In my time here in my own pub I feel that our own disorder problems have been largely stamped out. I suggested to a customer recently that really the problem of alcohol related disorder was on the wane throughout the country. I got disagreement and the response that his town centre was worse than ever. OK, a poll of one is perhaps not representative, but it does seem that many of the public are still concerned. Is it then the case that there is a hardcore of town centre places maintaining a hardcore of revellers and the rest of society are turning away from alcohol as a release from the troubles life brings us?

Have the problems I have had in the past with alcohol related disorder reduced significantly because I have worked to eliminate them? Is that why I now have some negative reports on web sites, because I don't tolerate inconsiderate behaviour? Is there still a problem out there in the wider world? Maybe there is a place for town centre revelling which keeps it from the nice pubs.

Climbing mountains, riding motorbikes, smoking, eating lots of fatty foods, drinking and doing stupid things when drunk all carry an element of risk. Telling a young man he shouldn't buy that fast car because he'll kill himself is unlikely to stop him buying a fast car. Banning happy hours is unlikely to help as revellers will drink at home first and hit the town already half cut resulting in further drops to the on-trade. Minimum pricing will increase the amount of booze cruises and boot leg trade damaging both the taxation system and the domestic licenced trade.

In summary, we all like a party. Everybody deserves to let their hair down, at least those lucky sods who have hair. Perhaps Roger Protz is right, the solution to alcohol related disorder isn't just to show it on the T.V. but also to show options for responsible alcohol consumption as well. What different people think is the best format for sensible alcohol consumption and even where the limits of respectability are will vary considerably. Kids will be kids, after all and stag nights are still going to happen.

I also wanted to include a link to Jeff Pickthall's blog post where lego toys are animated drinking beer in a fairly loutish way spewing and falling over. It makes me laugh and is saved for the times I feel down. I've even shown it to my children, which is perhaps not sensible as I've probably corrupted them. I now worry that including the link might corrupt my readers. But it makes me think, perhaps we are becoming a little too touchy about the whole issue, alcohol is part of our culture, it's got some good points and some bad ones. Like your best friend, perhaps we should accept it worts and all.


Alistair Reece said...

Excellent article, though I wonder if you have a brewer for a spell checker - "worts and all"? What happened to warts I wonder! ;)

Seriously though, a good thoughtful and thought provoking read, can't ask for more!
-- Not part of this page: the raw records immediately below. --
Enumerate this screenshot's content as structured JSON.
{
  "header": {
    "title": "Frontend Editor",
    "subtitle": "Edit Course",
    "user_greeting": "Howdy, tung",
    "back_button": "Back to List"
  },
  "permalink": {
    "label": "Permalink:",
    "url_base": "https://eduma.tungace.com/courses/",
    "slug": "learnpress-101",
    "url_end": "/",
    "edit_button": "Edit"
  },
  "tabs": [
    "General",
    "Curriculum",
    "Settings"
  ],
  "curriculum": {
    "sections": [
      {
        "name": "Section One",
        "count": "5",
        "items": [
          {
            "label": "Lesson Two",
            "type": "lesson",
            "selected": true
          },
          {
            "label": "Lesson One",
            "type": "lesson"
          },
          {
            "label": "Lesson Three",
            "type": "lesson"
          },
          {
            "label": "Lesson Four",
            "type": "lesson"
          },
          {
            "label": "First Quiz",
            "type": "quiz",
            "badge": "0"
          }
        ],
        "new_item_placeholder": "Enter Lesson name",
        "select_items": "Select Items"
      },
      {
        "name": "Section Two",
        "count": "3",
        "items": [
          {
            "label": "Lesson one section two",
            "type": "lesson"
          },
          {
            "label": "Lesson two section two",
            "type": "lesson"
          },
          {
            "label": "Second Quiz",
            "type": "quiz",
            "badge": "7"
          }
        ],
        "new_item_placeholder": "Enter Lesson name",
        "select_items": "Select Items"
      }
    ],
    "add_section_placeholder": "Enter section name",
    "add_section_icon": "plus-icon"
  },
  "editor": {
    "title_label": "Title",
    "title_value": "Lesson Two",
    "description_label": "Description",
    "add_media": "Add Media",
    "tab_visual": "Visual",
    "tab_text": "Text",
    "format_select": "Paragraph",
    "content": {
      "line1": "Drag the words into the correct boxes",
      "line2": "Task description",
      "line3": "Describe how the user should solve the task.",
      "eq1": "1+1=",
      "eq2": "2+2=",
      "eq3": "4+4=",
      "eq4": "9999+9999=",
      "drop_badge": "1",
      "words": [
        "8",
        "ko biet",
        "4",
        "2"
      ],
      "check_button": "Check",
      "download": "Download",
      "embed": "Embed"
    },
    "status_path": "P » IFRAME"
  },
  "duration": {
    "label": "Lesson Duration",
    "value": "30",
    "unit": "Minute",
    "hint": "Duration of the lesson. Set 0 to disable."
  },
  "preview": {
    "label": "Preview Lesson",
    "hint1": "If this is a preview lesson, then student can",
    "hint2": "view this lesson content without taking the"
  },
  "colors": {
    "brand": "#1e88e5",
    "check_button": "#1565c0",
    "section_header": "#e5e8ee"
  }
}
Cooking Lager said...

Certainly a sad story and indicative of the genuine dangers on alcohol and its ability to impair our judgement and assess risk.

Ed said...

I thought the 'worts and all' was a play on words.